Como a mecânica quântica pode ser ainda mais estranha

quinta-feira, junho 23, 2016

How Quantum Mechanics Could Be Even Weirder

And what it could mean for the future of computing


Why doesn’t the world make sense? At the fundamental level of atoms and subatomic particles, the familiar “classical” physics that accounts for how objects move around gives way to quantum physics, with new rules that defy intuition. Traditionally these are expressed as paradoxes: particles that can be in two places at once, cats that are simultaneously alive and dead, apparently impossible faster-than-light signaling between distant particles. But quantum rules are perfectly logical and consistent—the “paradoxes” are the result of our trying to impose on them the everyday reasoning of classical physics.

What’s more, over the past several decades we’ve come to understand that the classical and quantum worlds don’t exactly operate by “different” rules. Rather, the classical world emerges from the quantum in a comprehensible way: you might say that classical physics is simply what quantum physics looks like at the human scale.

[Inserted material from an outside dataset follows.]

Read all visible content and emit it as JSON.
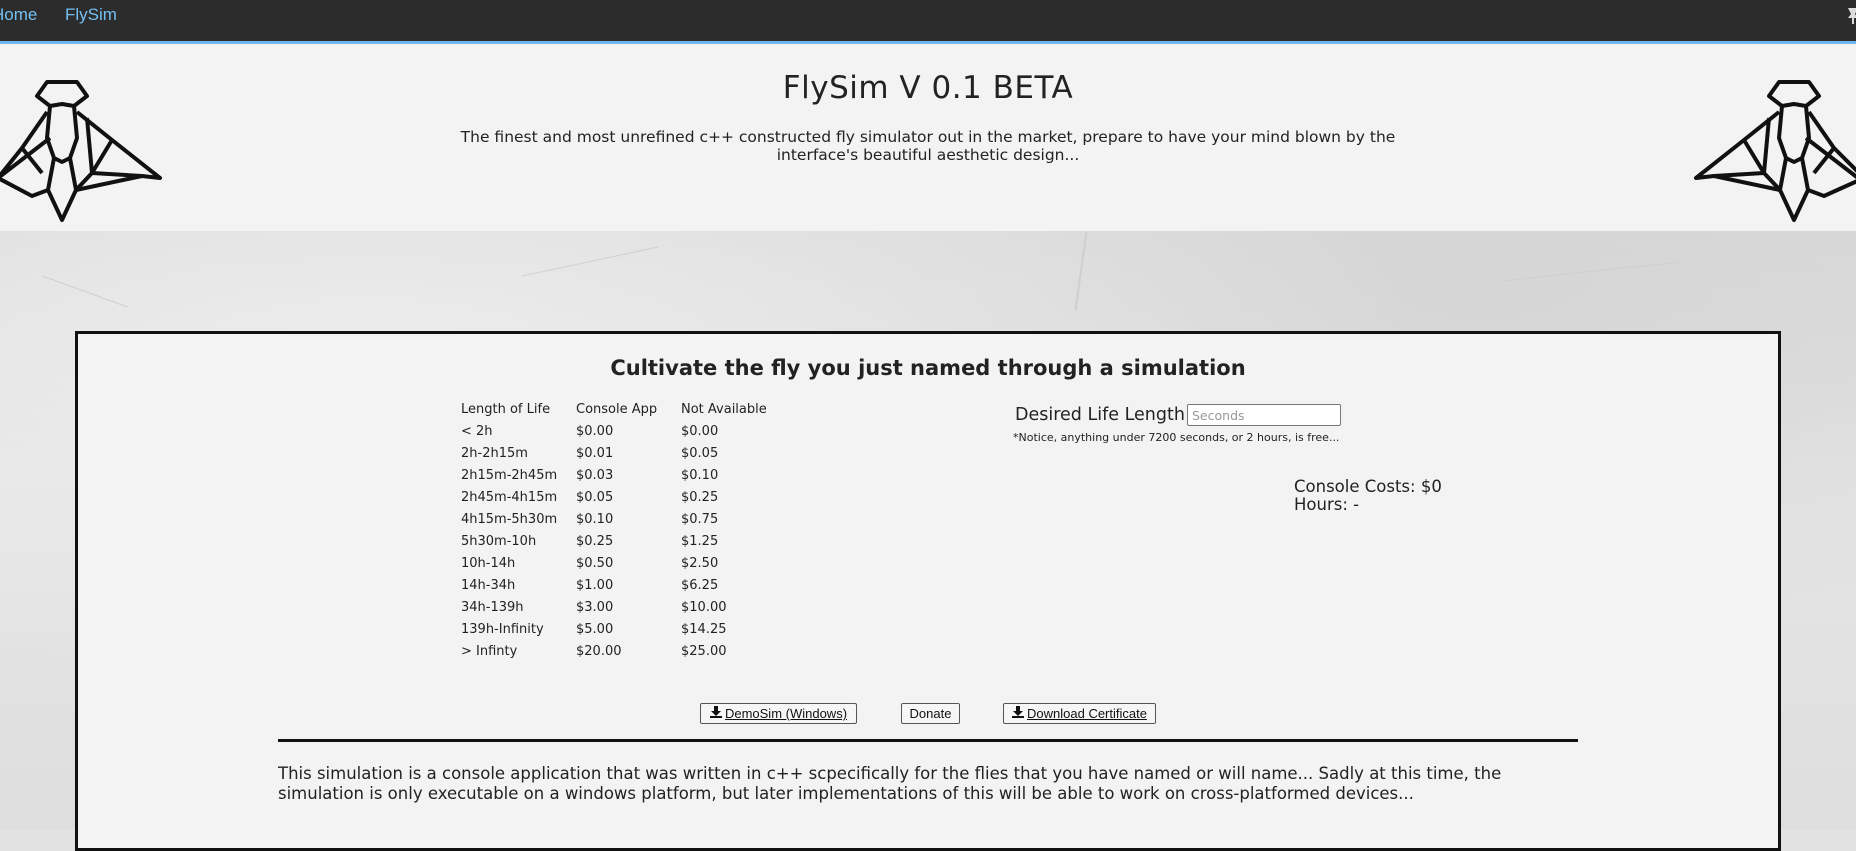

All the same, we’re confronted with the question: why is the quantum world the way it is? Why do fundamental particles dictate this set of rules and not some other? Normally that question carries an implication that quantum particles are being a bit perverse by not behaving like billiard balls, reassuringly solid and definite and thing-like. But that might be the wrong way to think about it. Last December, I spoke with Romanian-British physicist Sandu Popescu of Bristol University in England, who told me that things could have been even stranger than quantum.

In fact, Sandu said, we’re not even completely sure that things aren’t even stranger. Maybe we just haven’t detected this extra strangeness yet.

Scribbling on his whiteboard with infectious enthusiasm, Sandu explained that this hypothetical “super-quantum” world comes into view by thinking about what now seems to be the defining characteristic of quantum theory: nonlocality.

Increasingly, it looks as though we have come at quantum mechanics from the wrong direction. At first it seemed to be about how energy is not continuous but is divided up into discrete chunks (quanta). Then it seemed to be about how quantum objects have to be described by smeared-out, wavelike mathematical entities called wave functions. Then, the question became how all the possible states of an object encapsulated by a wave function get crystallized into just one state when we measure it using classical apparatus. But in 1935, Einstein and two younger colleagues unwittingly stumbled upon what looks like the strangest quantum property of all, by showing that, according to quantum mechanics, two particles can be placed in a state in which making an observation on one of them immediately affects the state of the other—even if they’re allowed to travel light years apart before measuring one of them. Two such particles are said to be entangled, and this apparent instantaneous “action at a distance” is an example of quantum nonlocality.

Erwin Schrödinger, who invented the quantum wave function, discerned at once that what later became known as nonlocality is the central feature of quantum mechanics, the thing that makes it so different from classical physics. Yet it didn’t seem to make sense, which is why it vexed Einstein, who had shown conclusively in the theory of special relativity that no signal can travel faster than light. How, then, were entangled particles apparently able to do it?





All this fits with a growing conviction among many physicists that quantum mechanics is at root a theory not of tiny particles, but of information. It’s about how much we can deduce about the world by looking at it, and how that depends on intimate, invisible connections between here and there.

Qual é mesmo uma teoria científica que tem a INFORMAÇÃO no seu corpus teórico, e INFORMAÇÃO COMPLEXA ESPECIFICADA? Qual mesmo? Qual? A teoria do Design Inteligente!

Fui, nem sei por que, rindo, mas rindo de rachar da cara de alguns amigos cientistas da Nomenklatura científica e da Galera dos meninos e meninas de Darwin, pois a cada dia que a ciência avança em suas descobertas, mais a TDI é corroborada e fortalecida epistemologicamente. E a nova teoria geral da evolução - a SÍNTESE EVOLUTIVA AMPLIADA/ESTENDIDA, anunciada em agosto de 2015, é uma teoria científica natimorta, pois considerou a informação genética en passant...